+++ INFORMATION PROVIDED +++
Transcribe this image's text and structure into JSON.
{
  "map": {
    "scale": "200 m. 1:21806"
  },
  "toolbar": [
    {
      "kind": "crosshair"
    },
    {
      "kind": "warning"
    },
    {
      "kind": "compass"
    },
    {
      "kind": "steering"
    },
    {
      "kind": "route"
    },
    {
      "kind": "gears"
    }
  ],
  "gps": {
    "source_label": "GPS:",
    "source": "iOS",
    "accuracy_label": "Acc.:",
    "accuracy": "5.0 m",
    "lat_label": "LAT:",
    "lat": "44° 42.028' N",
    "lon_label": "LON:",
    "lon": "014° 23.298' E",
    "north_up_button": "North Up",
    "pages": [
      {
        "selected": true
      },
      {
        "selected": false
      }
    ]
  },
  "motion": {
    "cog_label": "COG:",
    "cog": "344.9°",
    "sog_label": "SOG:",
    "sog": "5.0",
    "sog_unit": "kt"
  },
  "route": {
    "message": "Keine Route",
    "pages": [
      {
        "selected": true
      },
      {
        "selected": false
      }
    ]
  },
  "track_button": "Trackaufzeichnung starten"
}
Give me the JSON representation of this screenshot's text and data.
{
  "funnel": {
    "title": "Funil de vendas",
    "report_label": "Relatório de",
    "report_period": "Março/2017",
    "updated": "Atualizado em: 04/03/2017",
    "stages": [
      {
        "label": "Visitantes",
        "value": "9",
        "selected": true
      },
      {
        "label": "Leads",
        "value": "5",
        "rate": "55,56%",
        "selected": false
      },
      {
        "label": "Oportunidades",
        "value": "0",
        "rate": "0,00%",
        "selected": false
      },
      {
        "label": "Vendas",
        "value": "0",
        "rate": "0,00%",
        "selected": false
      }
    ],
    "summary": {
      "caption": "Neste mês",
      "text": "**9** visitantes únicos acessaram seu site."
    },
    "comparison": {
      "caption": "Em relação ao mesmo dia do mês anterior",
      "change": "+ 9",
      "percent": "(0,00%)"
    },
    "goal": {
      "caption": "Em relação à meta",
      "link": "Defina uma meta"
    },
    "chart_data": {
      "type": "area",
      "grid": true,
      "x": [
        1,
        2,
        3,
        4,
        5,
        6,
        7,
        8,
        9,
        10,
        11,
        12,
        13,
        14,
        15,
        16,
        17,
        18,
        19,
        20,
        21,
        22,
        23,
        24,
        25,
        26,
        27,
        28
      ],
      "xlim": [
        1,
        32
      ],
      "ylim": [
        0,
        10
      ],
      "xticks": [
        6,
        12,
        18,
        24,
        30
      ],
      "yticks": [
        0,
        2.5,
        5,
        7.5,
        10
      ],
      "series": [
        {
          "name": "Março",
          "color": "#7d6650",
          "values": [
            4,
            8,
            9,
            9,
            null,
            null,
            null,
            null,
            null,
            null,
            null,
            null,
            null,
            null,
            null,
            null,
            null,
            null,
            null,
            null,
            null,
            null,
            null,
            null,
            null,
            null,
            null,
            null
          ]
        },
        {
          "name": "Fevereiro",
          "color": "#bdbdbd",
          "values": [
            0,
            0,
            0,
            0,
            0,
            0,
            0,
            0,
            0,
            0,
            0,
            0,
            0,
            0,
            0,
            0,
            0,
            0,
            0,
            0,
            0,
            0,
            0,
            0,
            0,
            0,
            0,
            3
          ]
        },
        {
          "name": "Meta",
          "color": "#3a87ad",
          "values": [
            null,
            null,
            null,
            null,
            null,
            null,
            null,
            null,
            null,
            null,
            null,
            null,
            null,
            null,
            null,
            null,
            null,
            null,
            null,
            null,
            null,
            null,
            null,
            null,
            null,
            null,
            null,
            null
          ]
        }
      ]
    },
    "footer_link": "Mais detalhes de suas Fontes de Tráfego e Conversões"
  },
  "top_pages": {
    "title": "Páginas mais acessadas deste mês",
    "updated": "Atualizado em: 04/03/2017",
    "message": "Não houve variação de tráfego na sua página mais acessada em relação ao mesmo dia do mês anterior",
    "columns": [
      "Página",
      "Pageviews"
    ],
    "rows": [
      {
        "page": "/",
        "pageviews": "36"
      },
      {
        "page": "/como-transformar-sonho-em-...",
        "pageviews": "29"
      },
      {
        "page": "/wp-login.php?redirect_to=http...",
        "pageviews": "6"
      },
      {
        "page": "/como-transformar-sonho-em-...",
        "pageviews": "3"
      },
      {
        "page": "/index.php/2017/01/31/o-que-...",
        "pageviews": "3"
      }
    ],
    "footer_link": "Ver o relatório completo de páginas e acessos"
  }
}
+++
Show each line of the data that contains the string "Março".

TASK ANSWER:
    "report_period": "Março/2017",
          "name": "Março",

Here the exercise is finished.